People who regularly use Apple’s iTune online music store have raise concerns over privacy issues. The concerns were raised after Apple recently introduced a song-recommendation feature in the music jukebox program.
As users play songs from the libraries they have created, a MiniStore window pane appears that gives suggestions for other music or video that the user may like.
Other online stores have similar recommendation systems for example Amazon. But here the recommendations appear as users shop on the site. It is assumed that the customers know that whatever the data they enter is being sent to Amazon.
However the iTunes system is different as Apple were collecting information about the user’s private listening sessions. Apple denies they were storing such information, but they did emphasise that point as well as make changes a week later.
Tom Neumayr, Apple spokesman said, “We’ve listened to our users and made access to the MiniStore an opt-in feature.”
Apple also put out a notice to new users stating, “As you select items in your library, information about that item is sent to Apple and the MiniStore will show you related songs or videos.
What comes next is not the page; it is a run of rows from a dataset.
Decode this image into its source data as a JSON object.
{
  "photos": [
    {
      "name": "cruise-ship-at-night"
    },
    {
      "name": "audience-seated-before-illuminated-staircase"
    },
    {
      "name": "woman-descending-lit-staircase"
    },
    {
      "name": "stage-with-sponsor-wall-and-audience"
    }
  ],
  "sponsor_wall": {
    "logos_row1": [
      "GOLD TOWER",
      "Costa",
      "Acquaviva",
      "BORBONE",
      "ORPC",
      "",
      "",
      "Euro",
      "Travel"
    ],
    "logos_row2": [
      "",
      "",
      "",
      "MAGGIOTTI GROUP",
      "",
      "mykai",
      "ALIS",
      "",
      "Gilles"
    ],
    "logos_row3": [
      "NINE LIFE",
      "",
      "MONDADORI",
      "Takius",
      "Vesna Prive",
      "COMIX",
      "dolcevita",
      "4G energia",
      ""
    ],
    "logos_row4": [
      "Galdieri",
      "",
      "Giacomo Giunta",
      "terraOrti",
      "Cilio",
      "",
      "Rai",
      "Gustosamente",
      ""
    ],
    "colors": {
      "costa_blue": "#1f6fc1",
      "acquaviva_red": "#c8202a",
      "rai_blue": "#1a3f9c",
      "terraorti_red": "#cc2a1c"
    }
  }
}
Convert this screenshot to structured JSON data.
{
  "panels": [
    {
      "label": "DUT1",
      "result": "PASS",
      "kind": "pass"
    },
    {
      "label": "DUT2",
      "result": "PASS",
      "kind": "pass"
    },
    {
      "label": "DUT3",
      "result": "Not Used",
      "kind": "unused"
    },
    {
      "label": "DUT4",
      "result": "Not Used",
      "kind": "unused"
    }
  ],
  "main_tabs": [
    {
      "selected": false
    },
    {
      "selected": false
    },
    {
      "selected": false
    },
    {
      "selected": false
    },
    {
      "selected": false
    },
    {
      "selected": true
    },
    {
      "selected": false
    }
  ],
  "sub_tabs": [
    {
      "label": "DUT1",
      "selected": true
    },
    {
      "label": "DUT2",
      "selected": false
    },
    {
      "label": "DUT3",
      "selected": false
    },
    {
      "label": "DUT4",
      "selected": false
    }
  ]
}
Apple does not keep any information related to the contents of your music library.”
Some time ago TiVo TiVo Inc, a digital video recording provider had similar problems when it was one of the first companies to use an automated recommendation service based on user’s viewing patterns. TiVo users must now opt in for the service if they want to use it.
Digital video recording provider TiVo TiVo Inc. faced similar privacy concerns years ago when it was among the first to introduce an automated recommendation service based on a user‘s viewing pattern. TiVo users must agree to opt in for the service if they choose to use it.